However, later on the in this same section of the Torah, Moses uses this term in the exact opposite light. Moses uses this term as a reason for G-d to forgive the people. A moment ago G-d was using stubbornness as a call to destruction; now Moses is flipping this term to mean the exact opposite, a reason for complete forgiveness! “And Moses hastened, bowed his head to the ground and prostrated himself, and said: “If I have now found favor in Your eyes, O Lord, let the Lord go now in our midst because they are a stiff necked people, and You shall forgive our iniquity and our sin and thus secure us as Your possession.”
How can we possible reconcile this explicit contradiction? Now the medieval commentators seemed to have all taken a similar approach. Rashi and the Ibn Ezra, two of the most famous commentators on the Torah, both explain how in the second verse we quoted, the word because¨ really means even though. This way the claim made by Moshe is that G-d should forgive the Jews despite the fact that they are stiff-necked etc.
The Ramban explains how it can even mean because, but he explains that G-d should forgive them because they are so filled with sin that only He can forgive them himself, and an angel is not adequate. (See the Ramban to 34:9 for further explanation).
However, I would like to a suggest a alternative, yet simpler, answer to this problem. I would like to suggest that perhaps the simplest reading is the correct one. The quality of stubbornness is paradoxically the best and worst traits simultaneously. Stubbornness, when used incorrectly, can literally be a reason for G-d to destroy the Jewish nation. However, when used correctly, stubbornness can also be the token to the Jewish nation’s survival.
The Jewish people have one of the craziest histories of an people that have ever lived, and ever will live. They have been persecuted, exiled, enslaved, redeemed, attacked, etc. I am talking about generation upon generation of anti-Semitism in hundreds of different forms ranging from Haman and the Purim story to the fight against terrorism that is happening at this very moment. There is one thing that has kept the Jewish nation around, whilst all of its persecutors have ceased to exist. This one thing is stubbornness.
Moses is making a brilliant argument to G-d. He is saying as follows: Although now it may seem that stubbornness is causing the Jewish nation to betray You – and it therefore deserves to be punished – keep in mind that that the very same trait of stubbornness will be the key to Jewish survival for the rest of their future, which is what we call Jewish history.

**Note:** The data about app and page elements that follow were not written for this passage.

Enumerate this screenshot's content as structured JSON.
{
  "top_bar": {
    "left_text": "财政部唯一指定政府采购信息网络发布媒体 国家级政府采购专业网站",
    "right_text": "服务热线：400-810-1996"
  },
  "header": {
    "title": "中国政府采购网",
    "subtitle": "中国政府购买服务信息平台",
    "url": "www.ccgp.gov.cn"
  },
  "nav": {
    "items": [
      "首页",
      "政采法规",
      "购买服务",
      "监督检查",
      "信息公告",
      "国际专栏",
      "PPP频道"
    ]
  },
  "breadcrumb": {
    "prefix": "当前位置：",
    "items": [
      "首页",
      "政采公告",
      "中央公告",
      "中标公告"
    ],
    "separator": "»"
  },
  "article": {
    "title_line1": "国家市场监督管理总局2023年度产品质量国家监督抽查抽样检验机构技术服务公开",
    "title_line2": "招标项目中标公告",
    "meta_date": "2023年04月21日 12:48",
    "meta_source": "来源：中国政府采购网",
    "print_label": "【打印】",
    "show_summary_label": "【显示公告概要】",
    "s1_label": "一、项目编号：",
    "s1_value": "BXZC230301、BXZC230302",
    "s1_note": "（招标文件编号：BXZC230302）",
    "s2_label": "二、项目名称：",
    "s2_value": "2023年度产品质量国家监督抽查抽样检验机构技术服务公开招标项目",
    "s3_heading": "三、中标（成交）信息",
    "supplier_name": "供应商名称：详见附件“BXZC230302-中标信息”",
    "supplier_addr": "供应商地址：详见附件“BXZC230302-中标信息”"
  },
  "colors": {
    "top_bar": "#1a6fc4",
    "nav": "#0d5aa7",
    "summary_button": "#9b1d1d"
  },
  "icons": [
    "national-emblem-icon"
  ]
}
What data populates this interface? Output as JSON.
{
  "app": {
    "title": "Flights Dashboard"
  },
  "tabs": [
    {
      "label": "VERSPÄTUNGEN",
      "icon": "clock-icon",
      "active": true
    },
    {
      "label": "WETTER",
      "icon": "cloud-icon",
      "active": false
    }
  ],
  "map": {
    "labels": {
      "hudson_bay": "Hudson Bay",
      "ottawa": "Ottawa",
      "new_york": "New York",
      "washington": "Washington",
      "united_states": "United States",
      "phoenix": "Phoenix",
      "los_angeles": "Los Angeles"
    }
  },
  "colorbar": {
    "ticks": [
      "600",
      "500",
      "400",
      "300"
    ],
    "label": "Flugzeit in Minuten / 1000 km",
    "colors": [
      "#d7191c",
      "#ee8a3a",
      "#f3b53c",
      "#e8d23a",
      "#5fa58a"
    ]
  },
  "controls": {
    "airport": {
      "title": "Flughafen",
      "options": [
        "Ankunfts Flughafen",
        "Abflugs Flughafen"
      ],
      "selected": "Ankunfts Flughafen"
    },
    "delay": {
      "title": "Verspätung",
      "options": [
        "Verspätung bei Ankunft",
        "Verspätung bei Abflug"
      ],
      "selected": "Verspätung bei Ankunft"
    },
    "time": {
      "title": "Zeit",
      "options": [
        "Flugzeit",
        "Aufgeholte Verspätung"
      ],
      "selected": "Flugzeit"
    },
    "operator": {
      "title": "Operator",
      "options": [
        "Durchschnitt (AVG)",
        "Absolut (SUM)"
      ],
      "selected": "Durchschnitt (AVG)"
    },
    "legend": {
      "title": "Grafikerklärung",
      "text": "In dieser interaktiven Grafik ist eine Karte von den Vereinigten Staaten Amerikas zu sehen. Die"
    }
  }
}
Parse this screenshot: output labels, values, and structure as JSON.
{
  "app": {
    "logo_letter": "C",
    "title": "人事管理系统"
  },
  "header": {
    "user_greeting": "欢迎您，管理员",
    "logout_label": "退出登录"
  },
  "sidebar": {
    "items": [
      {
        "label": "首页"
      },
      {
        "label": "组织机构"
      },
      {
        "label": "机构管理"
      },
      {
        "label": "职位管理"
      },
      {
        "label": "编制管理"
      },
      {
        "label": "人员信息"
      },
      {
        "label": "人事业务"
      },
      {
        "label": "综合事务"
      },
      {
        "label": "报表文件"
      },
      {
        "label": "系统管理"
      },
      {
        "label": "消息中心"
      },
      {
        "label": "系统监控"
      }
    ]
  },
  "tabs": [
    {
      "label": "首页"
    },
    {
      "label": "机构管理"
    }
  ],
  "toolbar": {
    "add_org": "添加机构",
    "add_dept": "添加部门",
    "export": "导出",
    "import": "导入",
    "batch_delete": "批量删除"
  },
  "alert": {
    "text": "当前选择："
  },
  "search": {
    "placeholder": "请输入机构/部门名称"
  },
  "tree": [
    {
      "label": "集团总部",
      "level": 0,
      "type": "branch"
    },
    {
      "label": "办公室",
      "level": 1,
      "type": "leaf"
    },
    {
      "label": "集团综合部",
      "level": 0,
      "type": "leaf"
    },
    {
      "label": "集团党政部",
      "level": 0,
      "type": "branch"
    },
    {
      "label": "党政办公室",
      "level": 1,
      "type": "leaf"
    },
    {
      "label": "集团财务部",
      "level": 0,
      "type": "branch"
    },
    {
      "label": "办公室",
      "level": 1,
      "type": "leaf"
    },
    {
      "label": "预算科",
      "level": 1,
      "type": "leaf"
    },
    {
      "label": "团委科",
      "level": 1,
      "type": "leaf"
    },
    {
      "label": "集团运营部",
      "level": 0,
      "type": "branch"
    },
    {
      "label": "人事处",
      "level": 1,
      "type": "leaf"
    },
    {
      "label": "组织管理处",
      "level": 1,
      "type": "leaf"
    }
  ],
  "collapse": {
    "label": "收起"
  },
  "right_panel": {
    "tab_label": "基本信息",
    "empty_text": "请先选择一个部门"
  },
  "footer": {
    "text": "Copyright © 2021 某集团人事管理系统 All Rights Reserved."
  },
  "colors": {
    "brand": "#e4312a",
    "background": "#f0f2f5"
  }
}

This is an eternal lesson that is extraordinarily valuable for all of us on an everyday level. While we should not be stubborn in our ways, and should be able to bend with the times to allow for flexibility and modern values to be encompassed in our religion, we must not be willing to give up our heritage. We must be stubborn. We must be stiff-necked, unwilling to look down in despair, yet unwilling to look up in haughtiness. This is the paradox of the stiff-necked people. Personally, I prefer the word balance in place of paradox.
– Jonathan Levine